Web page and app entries
__________
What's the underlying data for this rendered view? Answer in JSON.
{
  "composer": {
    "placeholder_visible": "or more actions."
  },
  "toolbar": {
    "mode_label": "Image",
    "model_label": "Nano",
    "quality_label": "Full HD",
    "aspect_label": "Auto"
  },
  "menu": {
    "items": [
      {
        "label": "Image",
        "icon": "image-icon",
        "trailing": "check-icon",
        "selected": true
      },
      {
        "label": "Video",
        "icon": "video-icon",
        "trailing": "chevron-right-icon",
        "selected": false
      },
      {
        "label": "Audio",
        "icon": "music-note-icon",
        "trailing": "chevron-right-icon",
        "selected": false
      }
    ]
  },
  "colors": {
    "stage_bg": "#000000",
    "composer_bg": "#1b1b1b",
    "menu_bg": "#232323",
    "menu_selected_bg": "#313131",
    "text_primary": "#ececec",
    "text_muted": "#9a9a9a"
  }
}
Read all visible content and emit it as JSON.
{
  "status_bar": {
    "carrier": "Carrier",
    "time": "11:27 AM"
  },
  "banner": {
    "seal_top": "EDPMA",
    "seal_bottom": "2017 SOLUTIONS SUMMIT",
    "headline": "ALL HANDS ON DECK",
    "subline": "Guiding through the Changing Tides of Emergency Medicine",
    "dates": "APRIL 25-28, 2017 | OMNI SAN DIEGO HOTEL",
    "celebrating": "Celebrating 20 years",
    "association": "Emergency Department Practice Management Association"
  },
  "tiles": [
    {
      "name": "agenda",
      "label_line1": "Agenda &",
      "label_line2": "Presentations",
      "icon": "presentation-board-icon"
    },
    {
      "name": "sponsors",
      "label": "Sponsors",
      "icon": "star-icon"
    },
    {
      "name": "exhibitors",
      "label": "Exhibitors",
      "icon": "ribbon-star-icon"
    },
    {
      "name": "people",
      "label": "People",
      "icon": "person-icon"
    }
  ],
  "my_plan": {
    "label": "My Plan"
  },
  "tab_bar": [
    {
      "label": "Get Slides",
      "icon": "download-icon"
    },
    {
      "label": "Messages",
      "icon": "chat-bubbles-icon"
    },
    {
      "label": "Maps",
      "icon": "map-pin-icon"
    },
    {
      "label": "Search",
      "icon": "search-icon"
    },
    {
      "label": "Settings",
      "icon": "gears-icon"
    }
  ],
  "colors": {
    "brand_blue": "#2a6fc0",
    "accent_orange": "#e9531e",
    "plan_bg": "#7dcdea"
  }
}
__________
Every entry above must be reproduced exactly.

What's the underlying data for this rendered view? Answer in JSON.
{
  "composer": {
    "placeholder_visible": "or more actions."
  },
  "toolbar": {
    "mode_label": "Image",
    "model_label": "Nano",
    "quality_label": "Full HD",
    "aspect_label": "Auto"
  },
  "menu": {
    "items": [
      {
        "label": "Image",
        "icon": "image-icon",
        "trailing": "check-icon",
        "selected": true
      },
      {
        "label": "Video",
        "icon": "video-icon",
        "trailing": "chevron-right-icon",
        "selected": false
      },
      {
        "label": "Audio",
        "icon": "music-note-icon",
        "trailing": "chevron-right-icon",
        "selected": false
      }
    ]
  },
  "colors": {
    "stage_bg": "#000000",
    "composer_bg": "#1b1b1b",
    "menu_bg": "#232323",
    "menu_selected_bg": "#313131",
    "text_primary": "#ececec",
    "text_muted": "#9a9a9a"
  }
}
Read all visible content and emit it as JSON.
{
  "status_bar": {
    "carrier": "Carrier",
    "time": "11:27 AM"
  },
  "banner": {
    "seal_top": "EDPMA",
    "seal_bottom": "2017 SOLUTIONS SUMMIT",
    "headline": "ALL HANDS ON DECK",
    "subline": "Guiding through the Changing Tides of Emergency Medicine",
    "dates": "APRIL 25-28, 2017 | OMNI SAN DIEGO HOTEL",
    "celebrating": "Celebrating 20 years",
    "association": "Emergency Department Practice Management Association"
  },
  "tiles": [
    {
      "name": "agenda",
      "label_line1": "Agenda &",
      "label_line2": "Presentations",
      "icon": "presentation-board-icon"
    },
    {
      "name": "sponsors",
      "label": "Sponsors",
      "icon": "star-icon"
    },
    {
      "name": "exhibitors",
      "label": "Exhibitors",
      "icon": "ribbon-star-icon"
    },
    {
      "name": "people",
      "label": "People",
      "icon": "person-icon"
    }
  ],
  "my_plan": {
    "label": "My Plan"
  },
  "tab_bar": [
    {
      "label": "Get Slides",
      "icon": "download-icon"
    },
    {
      "label": "Messages",
      "icon": "chat-bubbles-icon"
    },
    {
      "label": "Maps",
      "icon": "map-pin-icon"
    },
    {
      "label": "Search",
      "icon": "search-icon"
    },
    {
      "label": "Settings",
      "icon": "gears-icon"
    }
  ],
  "colors": {
    "brand_blue": "#2a6fc0",
    "accent_orange": "#e9531e",
    "plan_bg": "#7dcdea"
  }
}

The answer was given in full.